Vasectomy is frequently described as a simple, safe, permanent, surgical birth control method for men. It is certainly an easier and simpler operation than a tubal ligation. When a man has a vasectomy, his body continues to produce sperm. There is nowhere for this sperm to go and some of it is reabsorbed, but the amount produced can overwhelm the absorption mechanisms or the immune response to sperm can present problems in some men.
Vasectomy can be performed in a doctor’s office in around twenty minutes. Vasectomy is “pushed” as a completely safe, side-effect free procedure in advertisements on the Internet. It is pushed culturally and a suggestion is implicit that men should become more responsible for birth control. In fact, you will see references like this on the Internet, “…an estimated 20 to 30 women die in the United States each year from complications from tubal ligation surgery. Dr. Kennon, an urologist at Tripler Army Medical Center in Honolulu observes, “We [men] are subjecting our wives to a life-threatening procedure when we should be stepping up to the plate ourselves.”
The idea that men should “step up” to the plate and have a vasectomy may contribute to the estimated 500,000 vasectomies performed each year in the United States. Even with the vasectomy “push”, tubal ligations still outnumber vasectomies by about two to one. But this article is not about which procedure is best. I am not a fan of surgical treatment for infertility, but accept that each person must choose for themselves what to do about these matters.

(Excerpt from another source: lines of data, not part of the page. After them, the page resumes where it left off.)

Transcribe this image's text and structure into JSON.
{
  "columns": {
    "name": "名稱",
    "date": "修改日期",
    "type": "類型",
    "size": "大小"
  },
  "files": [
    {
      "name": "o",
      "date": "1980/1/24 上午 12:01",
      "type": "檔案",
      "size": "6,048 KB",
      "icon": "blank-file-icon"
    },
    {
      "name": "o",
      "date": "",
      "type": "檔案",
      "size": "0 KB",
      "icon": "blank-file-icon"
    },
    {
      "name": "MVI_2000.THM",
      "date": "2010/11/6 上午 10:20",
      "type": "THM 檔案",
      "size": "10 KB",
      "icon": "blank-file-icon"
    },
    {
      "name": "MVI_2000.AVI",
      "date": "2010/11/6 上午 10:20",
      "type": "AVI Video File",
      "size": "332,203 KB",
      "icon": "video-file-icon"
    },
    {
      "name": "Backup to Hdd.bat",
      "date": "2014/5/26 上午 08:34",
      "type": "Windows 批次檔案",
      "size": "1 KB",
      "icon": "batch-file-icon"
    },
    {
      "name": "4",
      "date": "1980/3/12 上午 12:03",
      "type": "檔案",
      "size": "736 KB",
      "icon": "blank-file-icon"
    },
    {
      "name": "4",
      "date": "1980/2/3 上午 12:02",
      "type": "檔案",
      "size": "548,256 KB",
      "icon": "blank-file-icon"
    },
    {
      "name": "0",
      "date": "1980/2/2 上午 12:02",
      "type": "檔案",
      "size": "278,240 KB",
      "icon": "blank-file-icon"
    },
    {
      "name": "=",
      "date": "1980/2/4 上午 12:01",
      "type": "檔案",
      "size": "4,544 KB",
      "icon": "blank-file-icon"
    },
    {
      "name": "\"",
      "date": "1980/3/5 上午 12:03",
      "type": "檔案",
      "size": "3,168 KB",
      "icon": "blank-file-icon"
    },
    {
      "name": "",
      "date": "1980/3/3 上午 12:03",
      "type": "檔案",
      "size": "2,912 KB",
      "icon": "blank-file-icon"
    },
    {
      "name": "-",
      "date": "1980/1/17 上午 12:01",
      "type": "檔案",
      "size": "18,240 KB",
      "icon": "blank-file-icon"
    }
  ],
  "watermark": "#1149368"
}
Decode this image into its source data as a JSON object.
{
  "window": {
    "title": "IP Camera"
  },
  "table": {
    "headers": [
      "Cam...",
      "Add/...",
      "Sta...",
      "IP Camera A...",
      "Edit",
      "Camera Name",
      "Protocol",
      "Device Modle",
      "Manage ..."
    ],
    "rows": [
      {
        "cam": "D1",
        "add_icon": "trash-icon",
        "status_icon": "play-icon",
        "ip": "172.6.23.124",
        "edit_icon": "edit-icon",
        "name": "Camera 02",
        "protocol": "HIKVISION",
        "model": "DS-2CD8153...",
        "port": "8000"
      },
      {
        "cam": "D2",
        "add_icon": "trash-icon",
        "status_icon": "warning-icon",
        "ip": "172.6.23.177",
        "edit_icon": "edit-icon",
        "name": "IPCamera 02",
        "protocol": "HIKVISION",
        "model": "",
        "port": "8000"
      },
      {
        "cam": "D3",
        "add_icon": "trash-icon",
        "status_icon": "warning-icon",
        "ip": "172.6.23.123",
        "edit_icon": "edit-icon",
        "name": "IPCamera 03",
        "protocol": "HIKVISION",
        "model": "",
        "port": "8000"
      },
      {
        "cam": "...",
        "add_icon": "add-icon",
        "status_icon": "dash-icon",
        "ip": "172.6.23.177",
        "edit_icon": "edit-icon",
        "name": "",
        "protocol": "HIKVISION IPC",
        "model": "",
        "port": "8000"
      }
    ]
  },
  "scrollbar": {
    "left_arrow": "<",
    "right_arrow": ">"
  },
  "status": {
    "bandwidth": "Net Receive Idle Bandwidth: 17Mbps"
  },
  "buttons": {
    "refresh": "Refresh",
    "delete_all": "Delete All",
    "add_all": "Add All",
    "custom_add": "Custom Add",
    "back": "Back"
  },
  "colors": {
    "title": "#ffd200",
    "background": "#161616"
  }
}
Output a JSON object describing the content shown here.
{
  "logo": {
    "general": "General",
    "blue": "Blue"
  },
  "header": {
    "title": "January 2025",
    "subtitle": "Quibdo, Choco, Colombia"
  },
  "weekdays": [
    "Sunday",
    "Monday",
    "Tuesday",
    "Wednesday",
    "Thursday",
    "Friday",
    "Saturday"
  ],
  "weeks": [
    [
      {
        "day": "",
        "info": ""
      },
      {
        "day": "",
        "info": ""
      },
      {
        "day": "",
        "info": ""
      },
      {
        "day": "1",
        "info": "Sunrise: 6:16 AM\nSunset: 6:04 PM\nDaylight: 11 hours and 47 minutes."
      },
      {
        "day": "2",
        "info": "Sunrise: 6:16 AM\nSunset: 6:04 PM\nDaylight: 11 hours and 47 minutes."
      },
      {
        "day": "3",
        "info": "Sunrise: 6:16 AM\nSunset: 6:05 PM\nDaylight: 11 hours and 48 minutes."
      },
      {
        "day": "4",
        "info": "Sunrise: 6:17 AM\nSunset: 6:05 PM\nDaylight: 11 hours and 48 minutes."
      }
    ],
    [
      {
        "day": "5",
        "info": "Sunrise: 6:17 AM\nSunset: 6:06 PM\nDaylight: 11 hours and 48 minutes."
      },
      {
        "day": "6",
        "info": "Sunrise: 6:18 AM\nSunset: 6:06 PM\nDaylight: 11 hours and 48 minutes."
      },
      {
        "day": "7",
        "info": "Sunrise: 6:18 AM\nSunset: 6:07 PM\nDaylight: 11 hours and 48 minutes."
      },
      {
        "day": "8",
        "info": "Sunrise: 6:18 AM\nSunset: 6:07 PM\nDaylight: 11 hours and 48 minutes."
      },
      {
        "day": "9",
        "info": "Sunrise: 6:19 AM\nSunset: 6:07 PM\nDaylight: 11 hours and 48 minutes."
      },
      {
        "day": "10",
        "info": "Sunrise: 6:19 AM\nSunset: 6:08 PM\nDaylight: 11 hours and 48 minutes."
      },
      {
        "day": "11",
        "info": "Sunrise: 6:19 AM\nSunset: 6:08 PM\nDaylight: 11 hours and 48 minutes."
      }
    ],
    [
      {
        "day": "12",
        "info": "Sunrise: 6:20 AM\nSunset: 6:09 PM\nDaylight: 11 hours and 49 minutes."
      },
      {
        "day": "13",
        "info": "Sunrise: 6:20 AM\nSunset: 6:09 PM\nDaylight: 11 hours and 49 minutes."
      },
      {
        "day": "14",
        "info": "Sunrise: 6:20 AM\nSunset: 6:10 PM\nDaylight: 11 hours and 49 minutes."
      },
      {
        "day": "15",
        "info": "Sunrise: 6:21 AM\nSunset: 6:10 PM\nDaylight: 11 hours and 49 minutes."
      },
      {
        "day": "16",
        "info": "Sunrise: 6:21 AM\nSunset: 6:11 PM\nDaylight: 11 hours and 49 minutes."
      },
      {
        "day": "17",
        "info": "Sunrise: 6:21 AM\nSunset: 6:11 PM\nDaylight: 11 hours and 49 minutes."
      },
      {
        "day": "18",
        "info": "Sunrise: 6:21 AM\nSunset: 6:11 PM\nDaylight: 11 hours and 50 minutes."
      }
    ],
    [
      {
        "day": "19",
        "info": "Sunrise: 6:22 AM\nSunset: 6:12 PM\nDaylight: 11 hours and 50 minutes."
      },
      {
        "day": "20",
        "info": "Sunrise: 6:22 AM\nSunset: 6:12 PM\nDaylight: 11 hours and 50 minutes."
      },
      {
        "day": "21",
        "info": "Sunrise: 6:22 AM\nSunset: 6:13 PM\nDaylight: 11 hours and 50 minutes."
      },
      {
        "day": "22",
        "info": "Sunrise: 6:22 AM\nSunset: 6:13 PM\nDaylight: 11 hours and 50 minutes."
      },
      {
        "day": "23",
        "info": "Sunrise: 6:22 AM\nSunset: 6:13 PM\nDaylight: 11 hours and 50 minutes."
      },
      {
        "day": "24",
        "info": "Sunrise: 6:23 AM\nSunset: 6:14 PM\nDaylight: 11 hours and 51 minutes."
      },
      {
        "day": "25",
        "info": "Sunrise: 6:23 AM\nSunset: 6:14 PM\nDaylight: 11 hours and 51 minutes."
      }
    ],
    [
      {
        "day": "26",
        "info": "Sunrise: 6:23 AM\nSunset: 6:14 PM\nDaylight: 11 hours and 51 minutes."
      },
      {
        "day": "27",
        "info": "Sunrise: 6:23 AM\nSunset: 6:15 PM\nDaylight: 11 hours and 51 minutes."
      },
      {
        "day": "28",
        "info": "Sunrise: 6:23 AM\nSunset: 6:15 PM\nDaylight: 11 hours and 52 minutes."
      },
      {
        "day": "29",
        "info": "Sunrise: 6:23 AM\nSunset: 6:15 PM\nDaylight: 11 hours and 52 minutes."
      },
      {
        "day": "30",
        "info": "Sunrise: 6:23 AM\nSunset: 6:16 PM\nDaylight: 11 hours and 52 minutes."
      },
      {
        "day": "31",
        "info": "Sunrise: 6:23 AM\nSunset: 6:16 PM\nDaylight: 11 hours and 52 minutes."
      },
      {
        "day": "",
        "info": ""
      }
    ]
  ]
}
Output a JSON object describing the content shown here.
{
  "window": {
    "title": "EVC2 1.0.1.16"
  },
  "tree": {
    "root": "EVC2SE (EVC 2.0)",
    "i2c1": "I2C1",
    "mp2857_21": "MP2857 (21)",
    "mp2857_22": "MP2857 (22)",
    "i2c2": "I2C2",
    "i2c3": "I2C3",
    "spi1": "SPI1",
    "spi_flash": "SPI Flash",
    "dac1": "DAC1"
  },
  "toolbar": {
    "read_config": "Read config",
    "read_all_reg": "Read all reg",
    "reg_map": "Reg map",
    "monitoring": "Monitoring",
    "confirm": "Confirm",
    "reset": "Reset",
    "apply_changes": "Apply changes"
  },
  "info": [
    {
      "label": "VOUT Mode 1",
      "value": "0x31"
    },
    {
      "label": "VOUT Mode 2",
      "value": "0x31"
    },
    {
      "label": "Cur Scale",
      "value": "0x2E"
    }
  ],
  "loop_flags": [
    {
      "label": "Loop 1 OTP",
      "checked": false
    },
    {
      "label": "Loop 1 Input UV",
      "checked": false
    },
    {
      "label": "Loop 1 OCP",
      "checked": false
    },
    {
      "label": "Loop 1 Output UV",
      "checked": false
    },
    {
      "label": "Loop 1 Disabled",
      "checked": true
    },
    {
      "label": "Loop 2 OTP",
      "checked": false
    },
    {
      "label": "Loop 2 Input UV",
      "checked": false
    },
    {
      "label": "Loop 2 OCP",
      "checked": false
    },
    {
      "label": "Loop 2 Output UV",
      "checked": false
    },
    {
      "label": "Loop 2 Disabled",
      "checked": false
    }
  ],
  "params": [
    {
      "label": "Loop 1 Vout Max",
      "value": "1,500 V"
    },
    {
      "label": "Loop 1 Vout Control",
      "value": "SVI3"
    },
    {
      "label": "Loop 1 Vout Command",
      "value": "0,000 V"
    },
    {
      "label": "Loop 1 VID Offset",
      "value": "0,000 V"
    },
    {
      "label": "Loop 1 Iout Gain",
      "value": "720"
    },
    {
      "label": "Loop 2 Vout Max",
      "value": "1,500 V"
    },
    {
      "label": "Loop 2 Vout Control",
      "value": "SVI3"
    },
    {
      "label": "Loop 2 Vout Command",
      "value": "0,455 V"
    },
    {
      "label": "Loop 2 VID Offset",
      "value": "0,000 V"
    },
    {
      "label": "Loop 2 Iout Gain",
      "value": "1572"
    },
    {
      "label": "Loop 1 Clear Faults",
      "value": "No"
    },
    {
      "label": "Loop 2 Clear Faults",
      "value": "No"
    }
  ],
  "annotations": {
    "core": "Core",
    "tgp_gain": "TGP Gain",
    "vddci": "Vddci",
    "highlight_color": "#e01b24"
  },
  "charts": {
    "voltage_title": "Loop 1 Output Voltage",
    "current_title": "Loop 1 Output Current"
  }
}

The post-operative pain and swelling associated with vasectomy are fairly easy to mange with Tylenol, ice packs, and a few days rest. The acute complications of excess bleeding and infection are not common and usually respond to available treatments. This is the story you are meant to see. During the consent process, little is said about the long-term effects of vasectomy or effects on sexual function.
When a man has a vasectomy, his body continues to produce sperm. There is nowhere for this sperm to go and while some of it is reabsorbed, the amount produced can present some problems. In many men, this sperm builds up in the tail of the epididymis (a mushy sperm maturation organ connected to the testes). This leads to leaks in the epididymal lining. Sperm can then leak into areas they were never meant to be, and stimulate a different and stronger antibody response than is normal and seen during puberty.
You see, sperm is highly antigenic, meaning it stimulates a strong immune response. It is recognized by the man’s body as foreign. During puberty, some anti-sperm antibodies develop when the body is first exposed to sperm. Prior to this, the man’s immune system has never “seen” sperm. After puberty, the sperm are protected by a “blood-testes barrier”. When this barrier is broken by vasectomy and sperm are “presented” to the immune system, new anti-sperm antibodies are formed and the previous “normal” immune response becomes abnormal in strength, specific antibody types, and perseverance of response.